“All the neighboring currencies have weakened since our euro adoption,” Peter Chudy, executive director of the Slovak High Tatras regional tourist association, told Reuters. “This means services are now cheaper in Poland than in Slovakia.
“If this trend continues till the end of March, we might see (an annual) drop of 30 percent in overall numbers of visitors,” Chudy said.
Around half a million Czechs and a quarter of a million Poles visited Slovakia in 2007, according to Slovak Tourism Agency figures.
Besides the currency moves, the end of border controls between Poland and Slovakia since they joined the European Union’s open-border Schengen zone just over a year ago has added to the drag on trade.
Small shops in Sucha Hora on the Slovak side of the border once prospered by selling cheaper alcohol to thirsty Poles, but most of the cars winding through the village now have Slovak number plates.
Maria Skorusova, who turned part of a house in the Slovak village into a store selling everything from toothbrushes to alcohol and candy and said her business had suffered from the weak zloty.

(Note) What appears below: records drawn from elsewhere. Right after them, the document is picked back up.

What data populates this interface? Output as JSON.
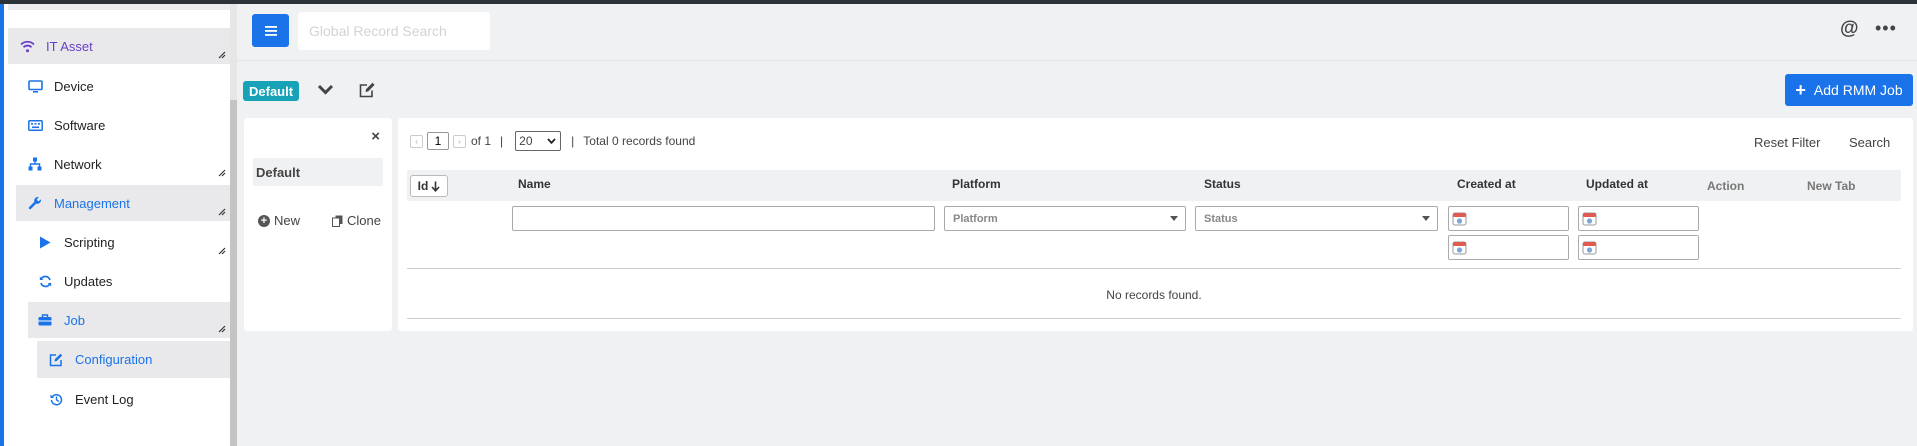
{
  "sidebar": {
    "items": [
      {
        "label": "IT Asset",
        "icon": "wifi-icon"
      },
      {
        "label": "Device",
        "icon": "monitor-icon"
      },
      {
        "label": "Software",
        "icon": "keyboard-icon"
      },
      {
        "label": "Network",
        "icon": "network-icon"
      },
      {
        "label": "Management",
        "icon": "wrench-icon"
      },
      {
        "label": "Scripting",
        "icon": "play-icon"
      },
      {
        "label": "Updates",
        "icon": "sync-icon"
      },
      {
        "label": "Job",
        "icon": "toolbox-icon"
      },
      {
        "label": "Configuration",
        "icon": "edit-icon"
      },
      {
        "label": "Event Log",
        "icon": "history-icon"
      }
    ]
  },
  "header": {
    "search_placeholder": "Global Record Search",
    "at_symbol": "@",
    "more_symbol": "•••"
  },
  "view_bar": {
    "view_badge": "Default",
    "add_button_label": "Add RMM Job",
    "add_button_symbol": "+"
  },
  "views_panel": {
    "close_symbol": "×",
    "default_view": "Default",
    "new_label": "New",
    "clone_label": "Clone"
  },
  "pager": {
    "prev_symbol": "‹",
    "next_symbol": "›",
    "current_page": "1",
    "of_text": "of 1",
    "separator": "|",
    "page_size": "20",
    "total_text": "Total 0 records found"
  },
  "toolbar": {
    "reset_filter": "Reset Filter",
    "search": "Search"
  },
  "table": {
    "columns": {
      "id": "Id",
      "name": "Name",
      "platform": "Platform",
      "status": "Status",
      "created_at": "Created at",
      "updated_at": "Updated at",
      "action": "Action",
      "new_tab": "New Tab"
    },
    "filters": {
      "platform_placeholder": "Platform",
      "status_placeholder": "Status"
    },
    "empty_message": "No records found."
  },
  "colors": {
    "primary": "#1a73e8",
    "badge": "#17a2b8",
    "it_asset": "#6a3fc2"
  }
}
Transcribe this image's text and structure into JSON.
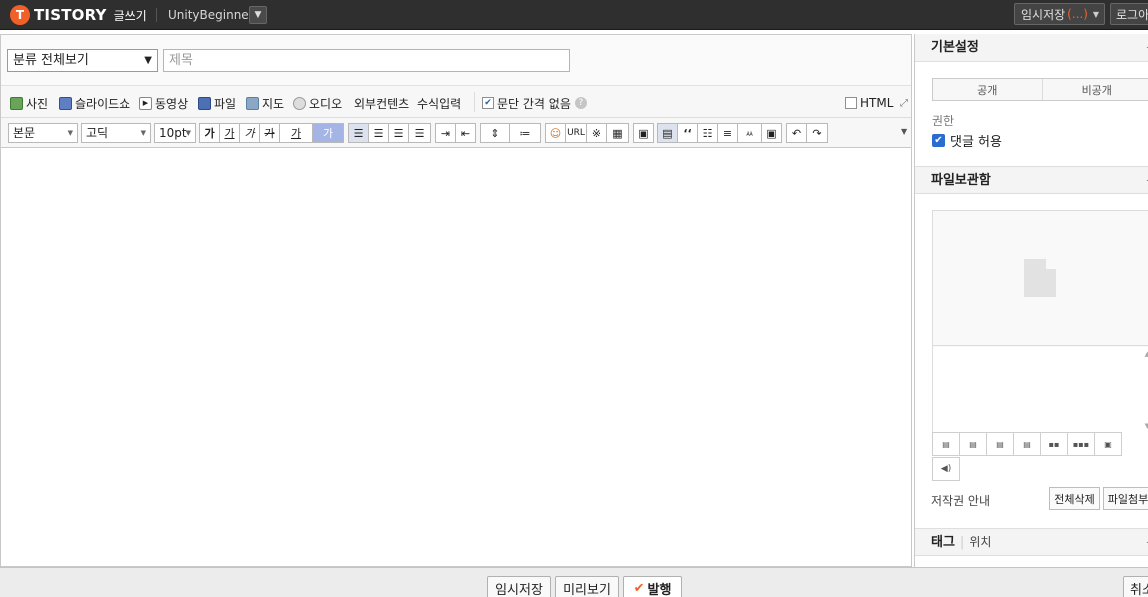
{
  "topbar": {
    "logo_mark": "T",
    "logo_text": "TISTORY",
    "logo_sub": "글쓰기",
    "blog_name": "UnityBeginner",
    "draft_label": "임시저장",
    "draft_status": "(...)",
    "login_label": "로그아웃"
  },
  "editor": {
    "category": "분류 전체보기",
    "title_placeholder": "제목",
    "media": {
      "photo": "사진",
      "slideshow": "슬라이드쇼",
      "video": "동영상",
      "file": "파일",
      "map": "지도",
      "audio": "오디오",
      "external": "외부컨텐츠",
      "formula": "수식입력",
      "no_paragraph_gap": "문단 간격 없음",
      "html": "HTML"
    },
    "format": {
      "block_style": "본문",
      "font": "고딕",
      "size": "10pt",
      "bold": "가",
      "underline": "가",
      "italic": "가",
      "strike": "가",
      "font_color": "가",
      "bg_color": "가",
      "url": "URL",
      "asterisk": "※",
      "quote": "‘‘",
      "special": "ㅆ"
    }
  },
  "sidebar": {
    "basic_settings": "기본설정",
    "public": "공개",
    "private": "비공개",
    "permission_label": "권한",
    "allow_comments": "댓글 허용",
    "file_storage": "파일보관함",
    "copyright_label": "저작권 안내",
    "delete_all": "전체삭제",
    "attach_file": "파일첨부",
    "tag": "태그",
    "location": "위치"
  },
  "bottombar": {
    "draft": "임시저장",
    "preview": "미리보기",
    "publish": "발행",
    "cancel": "취소"
  },
  "colors": {
    "topbar_bg": "#2f2f2f",
    "accent": "#f2602a",
    "highlight": "#a4b4e4"
  }
}
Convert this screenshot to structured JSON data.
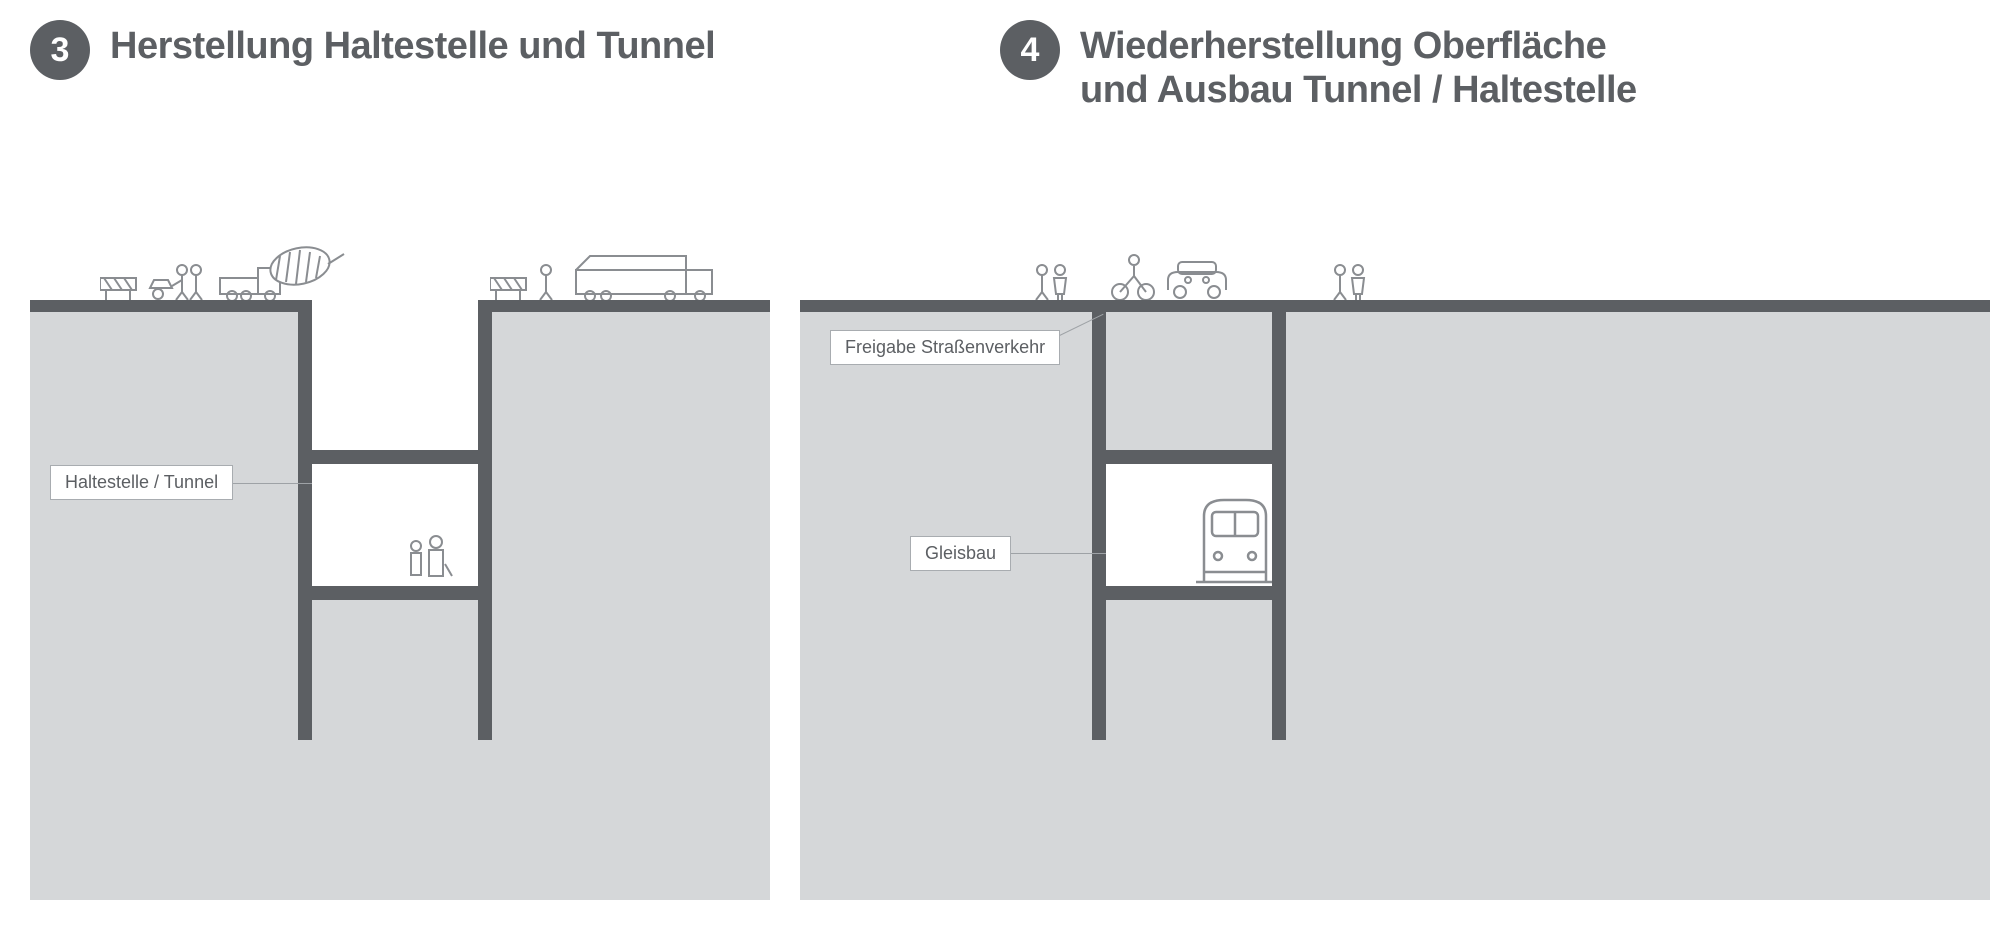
{
  "panels": {
    "left": {
      "number": "3",
      "title": "Herstellung Haltestelle und Tunnel",
      "label_tunnel": "Haltestelle / Tunnel"
    },
    "right": {
      "number": "4",
      "title": "Wiederherstellung Oberfläche\nund Ausbau Tunnel / Haltestelle",
      "label_traffic": "Freigabe Straßenverkehr",
      "label_track": "Gleisbau"
    }
  },
  "colors": {
    "dark": "#5c5f63",
    "light": "#d5d7d9",
    "line": "#9ea2a6"
  }
}
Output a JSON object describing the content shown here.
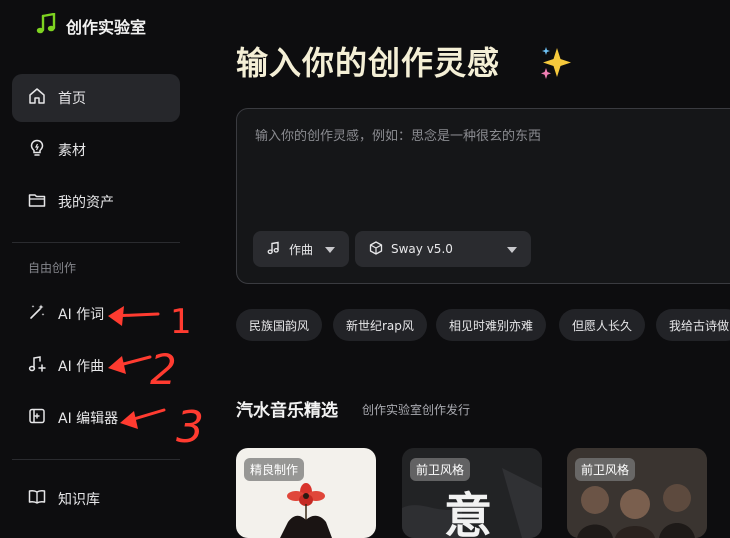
{
  "app": {
    "name": "创作实验室"
  },
  "sidebar": {
    "items": [
      {
        "label": "首页",
        "icon": "home-icon",
        "active": true
      },
      {
        "label": "素材",
        "icon": "lightbulb-icon",
        "active": false
      },
      {
        "label": "我的资产",
        "icon": "folder-icon",
        "active": false
      }
    ],
    "section_label": "自由创作",
    "create_items": [
      {
        "label": "AI 作词",
        "icon": "magic-wand-icon"
      },
      {
        "label": "AI 作曲",
        "icon": "music-note-plus-icon"
      },
      {
        "label": "AI 编辑器",
        "icon": "editor-panel-icon"
      }
    ],
    "bottom_items": [
      {
        "label": "知识库",
        "icon": "book-icon"
      }
    ]
  },
  "main": {
    "hero_title": "输入你的创作灵感",
    "hero_emoji_icon": "sparkles-icon",
    "prompt": {
      "placeholder": "输入你的创作灵感，例如：思念是一种很玄的东西",
      "value": ""
    },
    "mode_select": {
      "value": "作曲",
      "icon": "music-note-icon"
    },
    "model_select": {
      "value": "Sway v5.0",
      "icon": "cube-icon"
    },
    "chips": [
      "民族国韵风",
      "新世纪rap风",
      "相见时难别亦难",
      "但愿人长久",
      "我给古诗做"
    ],
    "section": {
      "title": "汽水音乐精选",
      "subtitle": "创作实验室创作发行"
    },
    "cards": [
      {
        "badge": "精良制作"
      },
      {
        "badge": "前卫风格",
        "cover_text": "意"
      },
      {
        "badge": "前卫风格"
      }
    ]
  },
  "annotations": {
    "color": "#ff3b30",
    "numbers": [
      "1",
      "2",
      "3"
    ]
  },
  "colors": {
    "background": "#0d0d0f",
    "active_nav": "#26272b",
    "logo_green": "#7ed321",
    "hero_title": "#f4efd6"
  }
}
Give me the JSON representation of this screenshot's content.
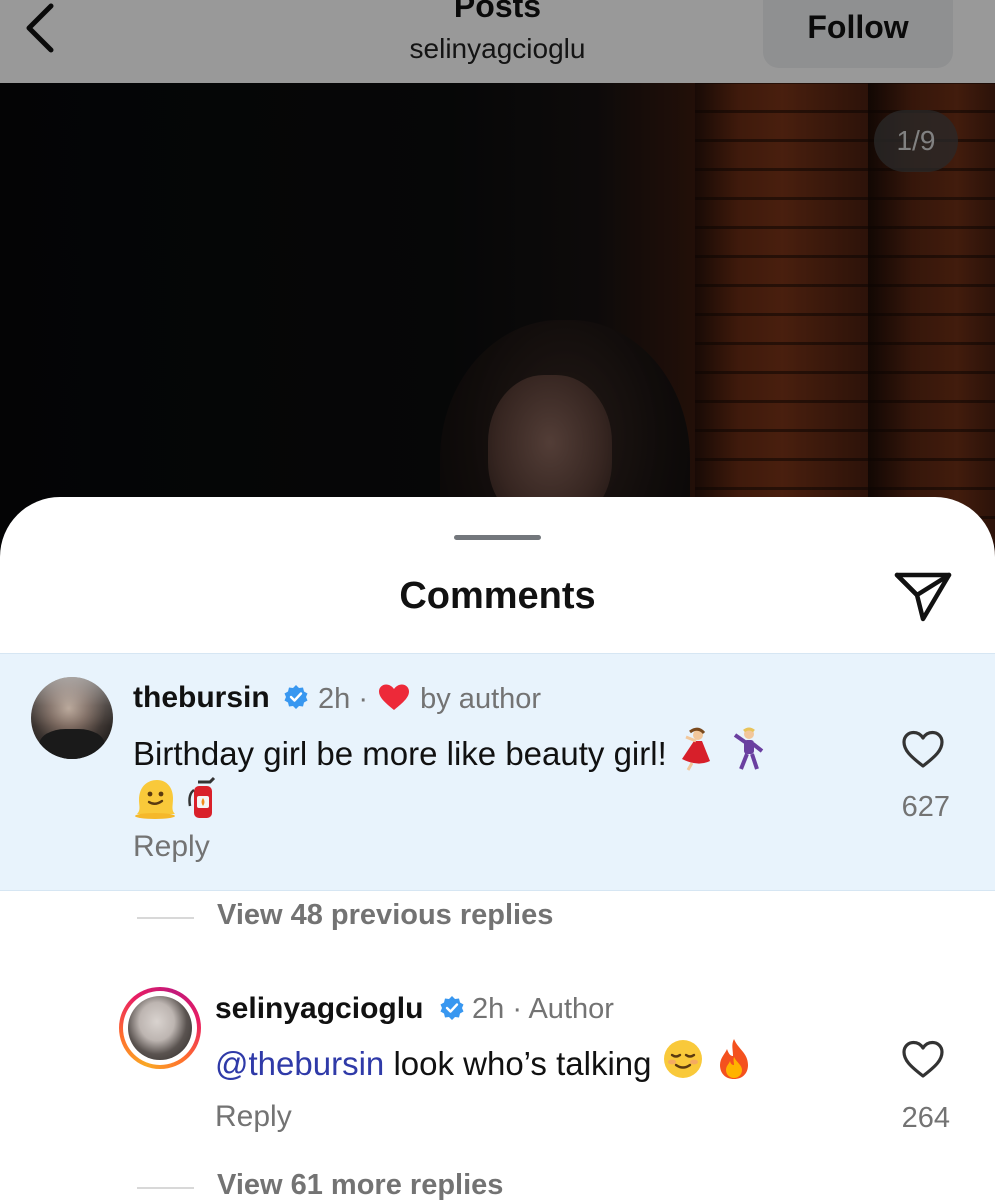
{
  "header": {
    "title": "Posts",
    "subtitle": "selinyagcioglu",
    "follow_label": "Follow",
    "image_counter": "1/9"
  },
  "sheet": {
    "title": "Comments"
  },
  "comments": [
    {
      "username": "thebursin",
      "verified": true,
      "time": "2h",
      "separator": "·",
      "liked_by_author_label": "by author",
      "text": "Birthday girl be more like beauty girl!",
      "text_emojis": [
        "dancer",
        "man-dancing",
        "melting-face",
        "fire-extinguisher"
      ],
      "reply_label": "Reply",
      "likes": "627"
    },
    {
      "username": "selinyagcioglu",
      "verified": true,
      "time": "2h",
      "separator": "·",
      "author_badge": "Author",
      "mention": "@thebursin",
      "text": "look who’s talking",
      "text_emojis": [
        "relieved-face",
        "fire"
      ],
      "reply_label": "Reply",
      "likes": "264"
    }
  ],
  "threads": {
    "view_previous": "View 48 previous replies",
    "view_more": "View 61 more replies"
  },
  "colors": {
    "highlight_bg": "#e8f3fc",
    "verified_blue": "#3897f0",
    "heart_red": "#ed2939",
    "mention_blue": "#2f3aa8",
    "secondary_text": "#737373"
  }
}
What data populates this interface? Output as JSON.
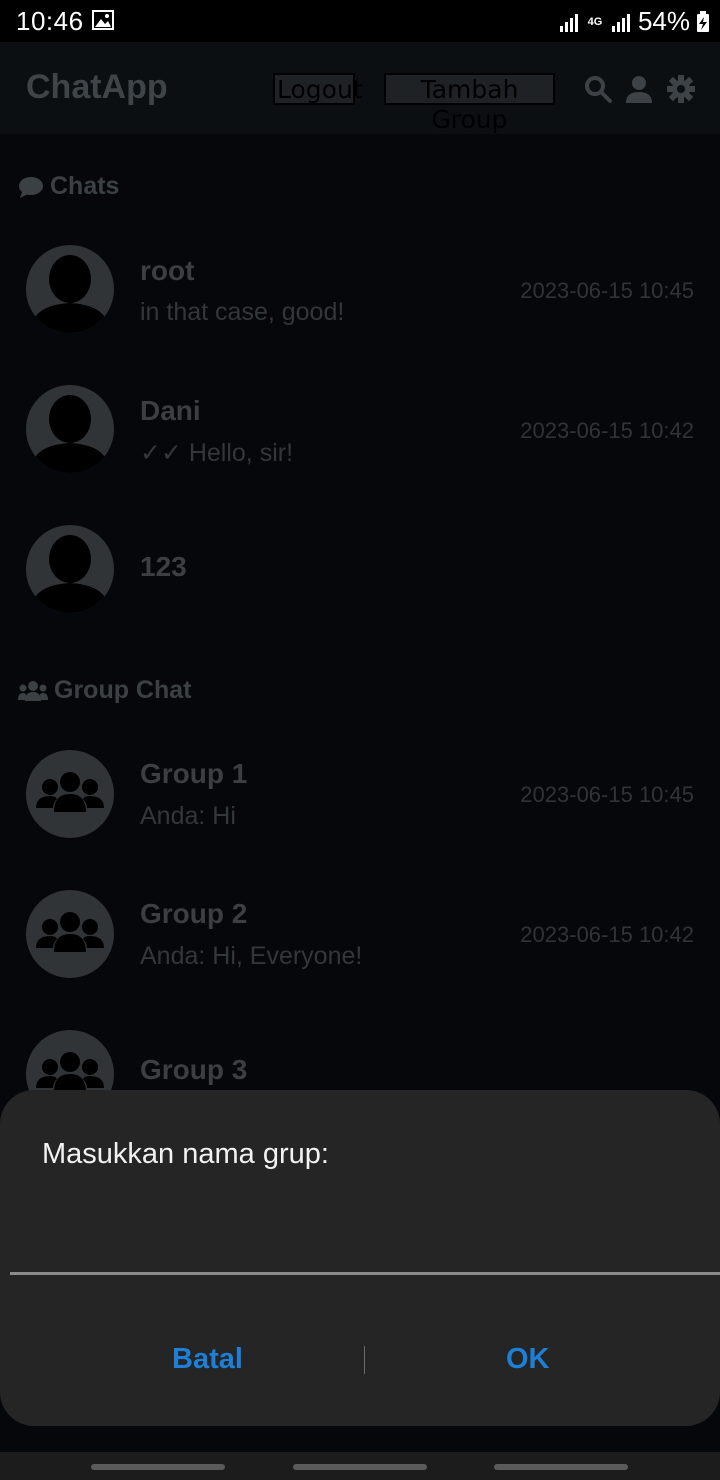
{
  "status_bar": {
    "time": "10:46",
    "network": "4G",
    "battery": "54%"
  },
  "app_bar": {
    "title": "ChatApp",
    "logout_label": "Logout",
    "add_group_label": "Tambah Group",
    "icons": [
      "search-icon",
      "user-icon",
      "gear-icon"
    ]
  },
  "chats": {
    "section_label": "Chats",
    "items": [
      {
        "name": "root",
        "preview": "in that case, good!",
        "time": "2023-06-15 10:45"
      },
      {
        "name": "Dani",
        "preview": "✓✓ Hello, sir!",
        "time": "2023-06-15 10:42"
      },
      {
        "name": "123",
        "preview": "",
        "time": ""
      }
    ]
  },
  "groups": {
    "section_label": "Group Chat",
    "items": [
      {
        "name": "Group 1",
        "preview": "Anda: Hi",
        "time": "2023-06-15 10:45"
      },
      {
        "name": "Group 2",
        "preview": "Anda: Hi, Everyone!",
        "time": "2023-06-15 10:42"
      },
      {
        "name": "Group 3",
        "preview": "",
        "time": ""
      }
    ]
  },
  "dialog": {
    "title": "Masukkan nama grup:",
    "input_value": "",
    "cancel_label": "Batal",
    "ok_label": "OK"
  },
  "colors": {
    "accent": "#1d7fd6",
    "dialog_bg": "#252525",
    "app_bg": "#06070a"
  }
}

“The Poles come and look because they’re used to buying in Slovakia,” she said, standing in the middle of her shop where only one Polish customer was browsing. “But they convert the prices to zlotys and come to the conclusion that it does not pay any more to buy.”
Her only Polish customer, Miroslaw Jankowski, said only a few types of alcohol were still cheaper here.
“I bought four bottles of beer and a bottle of cognac, but I mainly came here to visit my friends,” he said.
Additional reporting by Martin Santa and Peter Laca in Bratislava, editing by Gareth Jones and Sara Ledwith